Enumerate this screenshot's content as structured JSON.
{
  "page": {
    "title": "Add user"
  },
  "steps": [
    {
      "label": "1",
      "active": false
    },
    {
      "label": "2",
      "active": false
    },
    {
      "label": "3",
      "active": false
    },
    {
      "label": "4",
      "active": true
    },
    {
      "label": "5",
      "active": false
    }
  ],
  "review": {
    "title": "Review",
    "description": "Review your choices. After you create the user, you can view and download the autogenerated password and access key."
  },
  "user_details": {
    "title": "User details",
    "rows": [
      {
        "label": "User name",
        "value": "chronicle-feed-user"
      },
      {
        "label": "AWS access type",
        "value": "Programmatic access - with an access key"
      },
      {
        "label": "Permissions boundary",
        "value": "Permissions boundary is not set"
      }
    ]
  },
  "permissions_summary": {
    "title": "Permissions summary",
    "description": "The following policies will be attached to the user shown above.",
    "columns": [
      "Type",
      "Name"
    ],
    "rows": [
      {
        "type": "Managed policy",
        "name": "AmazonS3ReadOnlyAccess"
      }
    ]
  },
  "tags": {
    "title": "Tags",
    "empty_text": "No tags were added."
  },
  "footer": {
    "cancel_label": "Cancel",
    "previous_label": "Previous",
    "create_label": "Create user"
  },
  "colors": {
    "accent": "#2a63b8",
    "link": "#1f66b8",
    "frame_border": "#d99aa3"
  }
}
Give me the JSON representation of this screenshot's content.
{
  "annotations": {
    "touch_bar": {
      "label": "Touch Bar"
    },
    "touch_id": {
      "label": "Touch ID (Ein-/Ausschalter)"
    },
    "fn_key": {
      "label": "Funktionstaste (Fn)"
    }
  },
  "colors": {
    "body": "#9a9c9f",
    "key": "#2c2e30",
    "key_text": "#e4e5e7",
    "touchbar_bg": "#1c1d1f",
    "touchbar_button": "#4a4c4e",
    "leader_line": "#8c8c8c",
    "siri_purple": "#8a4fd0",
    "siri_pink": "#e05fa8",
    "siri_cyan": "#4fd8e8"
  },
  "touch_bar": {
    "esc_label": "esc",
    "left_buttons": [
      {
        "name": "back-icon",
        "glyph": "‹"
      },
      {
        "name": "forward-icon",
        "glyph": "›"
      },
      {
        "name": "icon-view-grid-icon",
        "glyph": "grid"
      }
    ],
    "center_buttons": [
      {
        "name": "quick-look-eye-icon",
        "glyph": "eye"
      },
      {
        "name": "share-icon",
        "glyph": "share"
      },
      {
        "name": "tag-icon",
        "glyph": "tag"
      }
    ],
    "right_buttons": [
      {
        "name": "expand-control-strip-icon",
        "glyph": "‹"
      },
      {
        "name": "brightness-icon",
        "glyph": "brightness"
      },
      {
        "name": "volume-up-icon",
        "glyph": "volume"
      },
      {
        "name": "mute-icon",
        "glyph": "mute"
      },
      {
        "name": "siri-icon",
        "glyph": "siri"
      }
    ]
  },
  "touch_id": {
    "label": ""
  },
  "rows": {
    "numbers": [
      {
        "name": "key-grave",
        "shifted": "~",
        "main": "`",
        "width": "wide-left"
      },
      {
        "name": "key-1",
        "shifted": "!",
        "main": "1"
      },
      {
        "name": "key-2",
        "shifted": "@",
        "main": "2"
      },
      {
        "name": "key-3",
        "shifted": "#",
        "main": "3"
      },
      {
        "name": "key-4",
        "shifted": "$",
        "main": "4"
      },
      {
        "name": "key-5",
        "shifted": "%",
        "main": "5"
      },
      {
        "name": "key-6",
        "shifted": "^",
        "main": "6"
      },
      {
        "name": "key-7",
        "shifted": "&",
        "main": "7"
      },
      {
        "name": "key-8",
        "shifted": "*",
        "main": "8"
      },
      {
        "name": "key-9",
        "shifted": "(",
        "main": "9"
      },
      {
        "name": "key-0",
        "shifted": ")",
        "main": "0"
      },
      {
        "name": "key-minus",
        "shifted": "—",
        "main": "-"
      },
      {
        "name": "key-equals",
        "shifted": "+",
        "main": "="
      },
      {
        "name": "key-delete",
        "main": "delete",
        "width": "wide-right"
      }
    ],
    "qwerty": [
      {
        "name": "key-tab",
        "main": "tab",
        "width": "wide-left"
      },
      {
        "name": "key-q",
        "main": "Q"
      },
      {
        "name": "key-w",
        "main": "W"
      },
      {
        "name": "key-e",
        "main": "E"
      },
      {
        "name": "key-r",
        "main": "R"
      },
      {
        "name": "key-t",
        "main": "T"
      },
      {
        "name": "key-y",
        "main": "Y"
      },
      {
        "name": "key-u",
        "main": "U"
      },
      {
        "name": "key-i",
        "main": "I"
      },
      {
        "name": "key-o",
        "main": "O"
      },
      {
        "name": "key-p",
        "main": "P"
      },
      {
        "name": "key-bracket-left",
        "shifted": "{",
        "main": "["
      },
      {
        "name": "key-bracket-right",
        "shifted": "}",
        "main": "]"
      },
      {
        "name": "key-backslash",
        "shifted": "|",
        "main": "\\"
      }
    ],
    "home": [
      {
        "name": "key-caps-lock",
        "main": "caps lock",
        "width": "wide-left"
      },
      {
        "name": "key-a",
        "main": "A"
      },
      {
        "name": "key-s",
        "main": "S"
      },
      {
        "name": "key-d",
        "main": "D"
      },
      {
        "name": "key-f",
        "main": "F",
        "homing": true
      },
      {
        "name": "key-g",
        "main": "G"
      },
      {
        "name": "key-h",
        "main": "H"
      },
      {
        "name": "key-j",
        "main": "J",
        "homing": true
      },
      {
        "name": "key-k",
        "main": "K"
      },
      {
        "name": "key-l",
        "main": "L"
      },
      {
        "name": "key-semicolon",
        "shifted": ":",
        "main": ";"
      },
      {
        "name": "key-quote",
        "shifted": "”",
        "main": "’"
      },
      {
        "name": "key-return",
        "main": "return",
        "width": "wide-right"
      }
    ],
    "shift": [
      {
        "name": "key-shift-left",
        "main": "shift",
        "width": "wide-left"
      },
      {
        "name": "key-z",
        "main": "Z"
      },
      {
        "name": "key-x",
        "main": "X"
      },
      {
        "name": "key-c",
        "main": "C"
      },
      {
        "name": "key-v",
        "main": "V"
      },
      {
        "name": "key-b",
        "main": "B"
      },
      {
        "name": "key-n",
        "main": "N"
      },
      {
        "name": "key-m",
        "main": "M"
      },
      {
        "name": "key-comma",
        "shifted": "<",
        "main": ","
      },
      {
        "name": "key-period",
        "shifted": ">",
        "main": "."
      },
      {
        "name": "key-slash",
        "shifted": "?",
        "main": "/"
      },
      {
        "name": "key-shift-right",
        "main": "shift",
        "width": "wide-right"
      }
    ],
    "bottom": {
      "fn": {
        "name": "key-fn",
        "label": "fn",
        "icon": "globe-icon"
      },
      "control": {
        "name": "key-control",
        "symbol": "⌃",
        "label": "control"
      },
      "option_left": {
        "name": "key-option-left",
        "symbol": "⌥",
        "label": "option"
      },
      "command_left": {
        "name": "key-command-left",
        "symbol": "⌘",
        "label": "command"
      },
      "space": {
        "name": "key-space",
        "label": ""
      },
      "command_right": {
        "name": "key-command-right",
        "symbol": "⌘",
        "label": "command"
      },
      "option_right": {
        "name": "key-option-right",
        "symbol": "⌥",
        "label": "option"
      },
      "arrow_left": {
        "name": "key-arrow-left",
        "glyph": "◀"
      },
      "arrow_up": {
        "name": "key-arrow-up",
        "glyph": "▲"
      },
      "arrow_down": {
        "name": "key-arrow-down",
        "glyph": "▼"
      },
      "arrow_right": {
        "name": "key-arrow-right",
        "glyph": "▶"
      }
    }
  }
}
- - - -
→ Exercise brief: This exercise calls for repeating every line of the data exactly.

→ Answer to the exercise:
Enumerate this screenshot's content as structured JSON.
{
  "page": {
    "title": "Add user"
  },
  "steps": [
    {
      "label": "1",
      "active": false
    },
    {
      "label": "2",
      "active": false
    },
    {
      "label": "3",
      "active": false
    },
    {
      "label": "4",
      "active": true
    },
    {
      "label": "5",
      "active": false
    }
  ],
  "review": {
    "title": "Review",
    "description": "Review your choices. After you create the user, you can view and download the autogenerated password and access key."
  },
  "user_details": {
    "title": "User details",
    "rows": [
      {
        "label": "User name",
        "value": "chronicle-feed-user"
      },
      {
        "label": "AWS access type",
        "value": "Programmatic access - with an access key"
      },
      {
        "label": "Permissions boundary",
        "value": "Permissions boundary is not set"
      }
    ]
  },
  "permissions_summary": {
    "title": "Permissions summary",
    "description": "The following policies will be attached to the user shown above.",
    "columns": [
      "Type",
      "Name"
    ],
    "rows": [
      {
        "type": "Managed policy",
        "name": "AmazonS3ReadOnlyAccess"
      }
    ]
  },
  "tags": {
    "title": "Tags",
    "empty_text": "No tags were added."
  },
  "footer": {
    "cancel_label": "Cancel",
    "previous_label": "Previous",
    "create_label": "Create user"
  },
  "colors": {
    "accent": "#2a63b8",
    "link": "#1f66b8",
    "frame_border": "#d99aa3"
  }
}
Give me the JSON representation of this screenshot's content.
{
  "annotations": {
    "touch_bar": {
      "label": "Touch Bar"
    },
    "touch_id": {
      "label": "Touch ID (Ein-/Ausschalter)"
    },
    "fn_key": {
      "label": "Funktionstaste (Fn)"
    }
  },
  "colors": {
    "body": "#9a9c9f",
    "key": "#2c2e30",
    "key_text": "#e4e5e7",
    "touchbar_bg": "#1c1d1f",
    "touchbar_button": "#4a4c4e",
    "leader_line": "#8c8c8c",
    "siri_purple": "#8a4fd0",
    "siri_pink": "#e05fa8",
    "siri_cyan": "#4fd8e8"
  },
  "touch_bar": {
    "esc_label": "esc",
    "left_buttons": [
      {
        "name": "back-icon",
        "glyph": "‹"
      },
      {
        "name": "forward-icon",
        "glyph": "›"
      },
      {
        "name": "icon-view-grid-icon",
        "glyph": "grid"
      }
    ],
    "center_buttons": [
      {
        "name": "quick-look-eye-icon",
        "glyph": "eye"
      },
      {
        "name": "share-icon",
        "glyph": "share"
      },
      {
        "name": "tag-icon",
        "glyph": "tag"
      }
    ],
    "right_buttons": [
      {
        "name": "expand-control-strip-icon",
        "glyph": "‹"
      },
      {
        "name": "brightness-icon",
        "glyph": "brightness"
      },
      {
        "name": "volume-up-icon",
        "glyph": "volume"
      },
      {
        "name": "mute-icon",
        "glyph": "mute"
      },
      {
        "name": "siri-icon",
        "glyph": "siri"
      }
    ]
  },
  "touch_id": {
    "label": ""
  },
  "rows": {
    "numbers": [
      {
        "name": "key-grave",
        "shifted": "~",
        "main": "`",
        "width": "wide-left"
      },
      {
        "name": "key-1",
        "shifted": "!",
        "main": "1"
      },
      {
        "name": "key-2",
        "shifted": "@",
        "main": "2"
      },
      {
        "name": "key-3",
        "shifted": "#",
        "main": "3"
      },
      {
        "name": "key-4",
        "shifted": "$",
        "main": "4"
      },
      {
        "name": "key-5",
        "shifted": "%",
        "main": "5"
      },
      {
        "name": "key-6",
        "shifted": "^",
        "main": "6"
      },
      {
        "name": "key-7",
        "shifted": "&",
        "main": "7"
      },
      {
        "name": "key-8",
        "shifted": "*",
        "main": "8"
      },
      {
        "name": "key-9",
        "shifted": "(",
        "main": "9"
      },
      {
        "name": "key-0",
        "shifted": ")",
        "main": "0"
      },
      {
        "name": "key-minus",
        "shifted": "—",
        "main": "-"
      },
      {
        "name": "key-equals",
        "shifted": "+",
        "main": "="
      },
      {
        "name": "key-delete",
        "main": "delete",
        "width": "wide-right"
      }
    ],
    "qwerty": [
      {
        "name": "key-tab",
        "main": "tab",
        "width": "wide-left"
      },
      {
        "name": "key-q",
        "main": "Q"
      },
      {
        "name": "key-w",
        "main": "W"
      },
      {
        "name": "key-e",
        "main": "E"
      },
      {
        "name": "key-r",
        "main": "R"
      },
      {
        "name": "key-t",
        "main": "T"
      },
      {
        "name": "key-y",
        "main": "Y"
      },
      {
        "name": "key-u",
        "main": "U"
      },
      {
        "name": "key-i",
        "main": "I"
      },
      {
        "name": "key-o",
        "main": "O"
      },
      {
        "name": "key-p",
        "main": "P"
      },
      {
        "name": "key-bracket-left",
        "shifted": "{",
        "main": "["
      },
      {
        "name": "key-bracket-right",
        "shifted": "}",
        "main": "]"
      },
      {
        "name": "key-backslash",
        "shifted": "|",
        "main": "\\"
      }
    ],
    "home": [
      {
        "name": "key-caps-lock",
        "main": "caps lock",
        "width": "wide-left"
      },
      {
        "name": "key-a",
        "main": "A"
      },
      {
        "name": "key-s",
        "main": "S"
      },
      {
        "name": "key-d",
        "main": "D"
      },
      {
        "name": "key-f",
        "main": "F",
        "homing": true
      },
      {
        "name": "key-g",
        "main": "G"
      },
      {
        "name": "key-h",
        "main": "H"
      },
      {
        "name": "key-j",
        "main": "J",
        "homing": true
      },
      {
        "name": "key-k",
        "main": "K"
      },
      {
        "name": "key-l",
        "main": "L"
      },
      {
        "name": "key-semicolon",
        "shifted": ":",
        "main": ";"
      },
      {
        "name": "key-quote",
        "shifted": "”",
        "main": "’"
      },
      {
        "name": "key-return",
        "main": "return",
        "width": "wide-right"
      }
    ],
    "shift": [
      {
        "name": "key-shift-left",
        "main": "shift",
        "width": "wide-left"
      },
      {
        "name": "key-z",
        "main": "Z"
      },
      {
        "name": "key-x",
        "main": "X"
      },
      {
        "name": "key-c",
        "main": "C"
      },
      {
        "name": "key-v",
        "main": "V"
      },
      {
        "name": "key-b",
        "main": "B"
      },
      {
        "name": "key-n",
        "main": "N"
      },
      {
        "name": "key-m",
        "main": "M"
      },
      {
        "name": "key-comma",
        "shifted": "<",
        "main": ","
      },
      {
        "name": "key-period",
        "shifted": ">",
        "main": "."
      },
      {
        "name": "key-slash",
        "shifted": "?",
        "main": "/"
      },
      {
        "name": "key-shift-right",
        "main": "shift",
        "width": "wide-right"
      }
    ],
    "bottom": {
      "fn": {
        "name": "key-fn",
        "label": "fn",
        "icon": "globe-icon"
      },
      "control": {
        "name": "key-control",
        "symbol": "⌃",
        "label": "control"
      },
      "option_left": {
        "name": "key-option-left",
        "symbol": "⌥",
        "label": "option"
      },
      "command_left": {
        "name": "key-command-left",
        "symbol": "⌘",
        "label": "command"
      },
      "space": {
        "name": "key-space",
        "label": ""
      },
      "command_right": {
        "name": "key-command-right",
        "symbol": "⌘",
        "label": "command"
      },
      "option_right": {
        "name": "key-option-right",
        "symbol": "⌥",
        "label": "option"
      },
      "arrow_left": {
        "name": "key-arrow-left",
        "glyph": "◀"
      },
      "arrow_up": {
        "name": "key-arrow-up",
        "glyph": "▲"
      },
      "arrow_down": {
        "name": "key-arrow-down",
        "glyph": "▼"
      },
      "arrow_right": {
        "name": "key-arrow-right",
        "glyph": "▶"
      }
    }
  }
}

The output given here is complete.